7. Diversify Your Self Care Activities
Dealing with prolonged periods of uncertainty and disruption takes a toll on our mental as well as physical health. With a complete obliteration of interpersonal connections and the usual structure of routine we were all once so used to – we need to be asking ourselves if we are taking care of ourselves enough.
Identify a list of things that help boost your mood and keep your spirits positive. Explore a new hobby, try a literary genre that you’ve never checked out before and keep your muscles active with regular stretches and indoor exercises. Having a strong sanity plan in place can help you survive these hard times without leaning heavily on alcohol.
Note: When making the decision to reduce your alcohol intake, consult with your healthcare expert to find out whether you’re a suitable candidate for controlled drinking. For instance, if you’re very young, pregnant, planning a pregnancy, breastfeeding, on medication or prone to frequent mood swings and depression, steering clear from alcohol is the best as it can be detrimental to your physical and mental health.
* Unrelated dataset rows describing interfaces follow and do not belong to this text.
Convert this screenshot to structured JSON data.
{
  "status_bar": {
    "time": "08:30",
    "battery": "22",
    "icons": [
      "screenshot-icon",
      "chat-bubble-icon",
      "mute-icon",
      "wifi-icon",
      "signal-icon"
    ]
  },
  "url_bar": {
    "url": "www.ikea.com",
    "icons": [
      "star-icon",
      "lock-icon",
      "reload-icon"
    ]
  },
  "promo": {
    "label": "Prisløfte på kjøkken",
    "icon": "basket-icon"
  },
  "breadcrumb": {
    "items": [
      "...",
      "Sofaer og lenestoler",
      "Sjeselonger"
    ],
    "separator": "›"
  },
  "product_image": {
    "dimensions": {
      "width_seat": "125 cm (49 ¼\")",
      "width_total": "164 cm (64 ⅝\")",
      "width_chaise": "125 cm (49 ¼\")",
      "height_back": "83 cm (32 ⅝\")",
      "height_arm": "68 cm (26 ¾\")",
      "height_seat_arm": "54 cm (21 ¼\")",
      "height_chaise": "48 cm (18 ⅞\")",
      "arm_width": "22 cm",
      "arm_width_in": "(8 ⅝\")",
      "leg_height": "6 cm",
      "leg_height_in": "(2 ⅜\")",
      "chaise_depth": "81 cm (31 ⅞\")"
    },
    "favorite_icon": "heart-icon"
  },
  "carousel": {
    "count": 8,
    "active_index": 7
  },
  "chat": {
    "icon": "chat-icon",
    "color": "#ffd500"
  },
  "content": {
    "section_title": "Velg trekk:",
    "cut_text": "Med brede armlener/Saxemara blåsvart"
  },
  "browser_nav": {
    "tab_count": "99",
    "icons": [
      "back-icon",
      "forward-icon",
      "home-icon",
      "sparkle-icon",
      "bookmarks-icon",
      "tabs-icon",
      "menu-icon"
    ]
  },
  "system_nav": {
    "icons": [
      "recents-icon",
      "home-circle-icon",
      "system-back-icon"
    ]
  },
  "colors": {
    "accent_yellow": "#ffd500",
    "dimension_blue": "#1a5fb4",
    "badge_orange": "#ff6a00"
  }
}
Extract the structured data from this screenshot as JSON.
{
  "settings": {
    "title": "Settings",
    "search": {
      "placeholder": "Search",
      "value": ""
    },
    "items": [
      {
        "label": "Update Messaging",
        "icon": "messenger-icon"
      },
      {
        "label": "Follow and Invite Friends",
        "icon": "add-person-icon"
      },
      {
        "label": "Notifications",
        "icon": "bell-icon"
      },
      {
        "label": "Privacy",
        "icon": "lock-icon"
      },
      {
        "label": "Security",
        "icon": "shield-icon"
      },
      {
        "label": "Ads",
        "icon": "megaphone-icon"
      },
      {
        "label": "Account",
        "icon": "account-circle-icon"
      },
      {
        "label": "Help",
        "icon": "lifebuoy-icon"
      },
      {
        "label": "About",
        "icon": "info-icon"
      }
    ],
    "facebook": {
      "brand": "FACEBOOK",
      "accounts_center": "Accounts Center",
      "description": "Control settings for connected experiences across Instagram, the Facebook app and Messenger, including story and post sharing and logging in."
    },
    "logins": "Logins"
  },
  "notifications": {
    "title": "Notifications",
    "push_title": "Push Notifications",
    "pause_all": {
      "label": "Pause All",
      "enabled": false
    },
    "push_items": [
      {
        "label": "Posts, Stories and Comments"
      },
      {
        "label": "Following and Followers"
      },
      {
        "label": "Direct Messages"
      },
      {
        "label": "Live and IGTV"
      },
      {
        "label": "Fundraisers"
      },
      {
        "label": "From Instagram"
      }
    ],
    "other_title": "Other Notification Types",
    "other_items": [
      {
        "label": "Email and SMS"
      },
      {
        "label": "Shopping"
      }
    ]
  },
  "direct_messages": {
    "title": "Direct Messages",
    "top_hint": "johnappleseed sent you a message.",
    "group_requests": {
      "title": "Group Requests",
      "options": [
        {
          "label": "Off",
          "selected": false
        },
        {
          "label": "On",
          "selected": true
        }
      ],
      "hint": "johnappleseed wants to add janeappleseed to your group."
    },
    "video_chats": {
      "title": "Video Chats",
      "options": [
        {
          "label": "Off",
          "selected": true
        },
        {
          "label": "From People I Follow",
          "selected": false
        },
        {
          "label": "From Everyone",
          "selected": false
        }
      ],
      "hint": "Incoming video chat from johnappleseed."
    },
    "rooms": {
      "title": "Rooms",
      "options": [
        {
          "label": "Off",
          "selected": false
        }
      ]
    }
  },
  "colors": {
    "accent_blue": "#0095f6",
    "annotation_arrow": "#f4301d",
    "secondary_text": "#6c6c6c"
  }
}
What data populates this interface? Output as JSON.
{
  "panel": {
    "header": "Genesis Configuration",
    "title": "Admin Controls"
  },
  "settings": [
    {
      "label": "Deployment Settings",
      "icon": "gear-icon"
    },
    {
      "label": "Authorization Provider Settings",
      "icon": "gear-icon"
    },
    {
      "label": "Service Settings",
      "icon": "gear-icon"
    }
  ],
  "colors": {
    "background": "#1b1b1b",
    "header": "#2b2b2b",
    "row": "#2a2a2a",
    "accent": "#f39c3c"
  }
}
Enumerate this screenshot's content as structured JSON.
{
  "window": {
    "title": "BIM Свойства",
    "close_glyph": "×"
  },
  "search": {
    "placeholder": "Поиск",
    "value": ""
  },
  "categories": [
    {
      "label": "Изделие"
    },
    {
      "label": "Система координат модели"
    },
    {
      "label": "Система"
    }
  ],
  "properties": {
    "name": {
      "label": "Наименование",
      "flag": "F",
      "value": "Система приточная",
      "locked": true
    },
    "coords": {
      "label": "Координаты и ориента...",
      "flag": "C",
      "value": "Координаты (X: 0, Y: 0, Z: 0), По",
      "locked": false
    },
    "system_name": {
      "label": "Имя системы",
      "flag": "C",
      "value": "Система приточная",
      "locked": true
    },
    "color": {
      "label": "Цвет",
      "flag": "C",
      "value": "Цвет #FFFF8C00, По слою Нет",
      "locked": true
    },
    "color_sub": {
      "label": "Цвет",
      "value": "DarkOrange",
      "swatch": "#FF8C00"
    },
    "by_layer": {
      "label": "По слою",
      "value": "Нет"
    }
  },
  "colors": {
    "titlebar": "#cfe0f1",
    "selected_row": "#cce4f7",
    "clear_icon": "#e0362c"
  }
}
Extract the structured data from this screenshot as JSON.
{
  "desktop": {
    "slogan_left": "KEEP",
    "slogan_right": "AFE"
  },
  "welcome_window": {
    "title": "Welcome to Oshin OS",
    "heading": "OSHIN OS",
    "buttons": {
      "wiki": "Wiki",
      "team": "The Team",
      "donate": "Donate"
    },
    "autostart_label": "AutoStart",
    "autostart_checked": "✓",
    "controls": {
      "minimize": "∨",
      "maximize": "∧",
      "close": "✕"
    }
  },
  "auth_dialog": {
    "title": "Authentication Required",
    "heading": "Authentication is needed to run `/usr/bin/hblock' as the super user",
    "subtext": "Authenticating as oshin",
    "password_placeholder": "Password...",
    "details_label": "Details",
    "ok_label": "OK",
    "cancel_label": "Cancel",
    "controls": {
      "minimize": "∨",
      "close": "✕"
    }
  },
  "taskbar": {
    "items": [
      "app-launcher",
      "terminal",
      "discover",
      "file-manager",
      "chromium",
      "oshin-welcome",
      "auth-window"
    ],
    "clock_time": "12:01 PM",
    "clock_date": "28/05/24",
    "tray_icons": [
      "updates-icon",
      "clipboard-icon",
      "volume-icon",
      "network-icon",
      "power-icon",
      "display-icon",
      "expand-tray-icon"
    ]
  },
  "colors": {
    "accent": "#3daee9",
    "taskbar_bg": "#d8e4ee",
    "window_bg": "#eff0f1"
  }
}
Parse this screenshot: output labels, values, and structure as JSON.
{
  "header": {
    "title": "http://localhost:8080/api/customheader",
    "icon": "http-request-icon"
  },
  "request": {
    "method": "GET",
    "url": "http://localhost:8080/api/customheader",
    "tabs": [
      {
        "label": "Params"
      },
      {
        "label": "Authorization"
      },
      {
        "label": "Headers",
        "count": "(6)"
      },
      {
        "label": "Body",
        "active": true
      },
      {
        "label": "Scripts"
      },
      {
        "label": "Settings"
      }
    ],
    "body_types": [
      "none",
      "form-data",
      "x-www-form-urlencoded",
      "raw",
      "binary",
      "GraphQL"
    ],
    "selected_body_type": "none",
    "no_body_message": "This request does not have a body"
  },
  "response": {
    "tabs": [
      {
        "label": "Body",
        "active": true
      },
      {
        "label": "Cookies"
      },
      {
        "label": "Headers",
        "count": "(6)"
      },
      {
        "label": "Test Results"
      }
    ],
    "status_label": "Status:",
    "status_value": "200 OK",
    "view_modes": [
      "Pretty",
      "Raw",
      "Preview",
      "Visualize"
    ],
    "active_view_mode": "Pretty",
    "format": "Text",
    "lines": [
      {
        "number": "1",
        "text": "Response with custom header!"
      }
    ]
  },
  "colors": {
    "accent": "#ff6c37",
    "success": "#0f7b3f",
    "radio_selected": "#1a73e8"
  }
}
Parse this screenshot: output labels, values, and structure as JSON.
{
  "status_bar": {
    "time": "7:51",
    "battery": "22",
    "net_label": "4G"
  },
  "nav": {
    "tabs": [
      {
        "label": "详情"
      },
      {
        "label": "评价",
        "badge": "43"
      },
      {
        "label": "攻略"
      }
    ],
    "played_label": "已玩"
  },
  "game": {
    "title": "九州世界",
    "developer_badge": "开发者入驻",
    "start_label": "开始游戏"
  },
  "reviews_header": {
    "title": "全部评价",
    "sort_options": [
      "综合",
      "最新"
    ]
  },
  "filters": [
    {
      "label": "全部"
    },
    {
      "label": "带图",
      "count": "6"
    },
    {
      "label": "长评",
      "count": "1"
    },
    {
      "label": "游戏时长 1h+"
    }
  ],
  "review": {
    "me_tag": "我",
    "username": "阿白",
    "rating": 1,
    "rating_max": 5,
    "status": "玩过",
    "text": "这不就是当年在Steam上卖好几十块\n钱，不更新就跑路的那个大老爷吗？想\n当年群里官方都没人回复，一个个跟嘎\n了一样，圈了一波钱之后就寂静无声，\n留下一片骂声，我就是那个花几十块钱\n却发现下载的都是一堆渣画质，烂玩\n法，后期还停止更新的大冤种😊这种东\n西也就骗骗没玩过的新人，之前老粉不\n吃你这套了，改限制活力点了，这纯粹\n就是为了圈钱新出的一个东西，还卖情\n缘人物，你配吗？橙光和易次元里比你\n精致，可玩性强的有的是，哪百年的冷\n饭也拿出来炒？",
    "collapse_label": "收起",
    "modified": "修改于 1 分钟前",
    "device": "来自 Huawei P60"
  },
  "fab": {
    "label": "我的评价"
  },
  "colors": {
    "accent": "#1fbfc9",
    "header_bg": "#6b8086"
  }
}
Similarly, those with a history of addiction problems or living with family members battling an addiction or mental health issue should also avoid alcohol altogether.
While many people cut down on their alcohol intake without medical or therapeutic help, it is advisable to discuss your alcohol intake with your family doctor before trying to change it. Sometimes, depending on how much you have been drinking recently, it may not even be safe or realistic to quit cold turkey, and your doctor can prescribe medications or refer you to a treatment program. If, however, you realize you should quit completely, talk to your doctor about getting help with quitting alcohol and staying sober.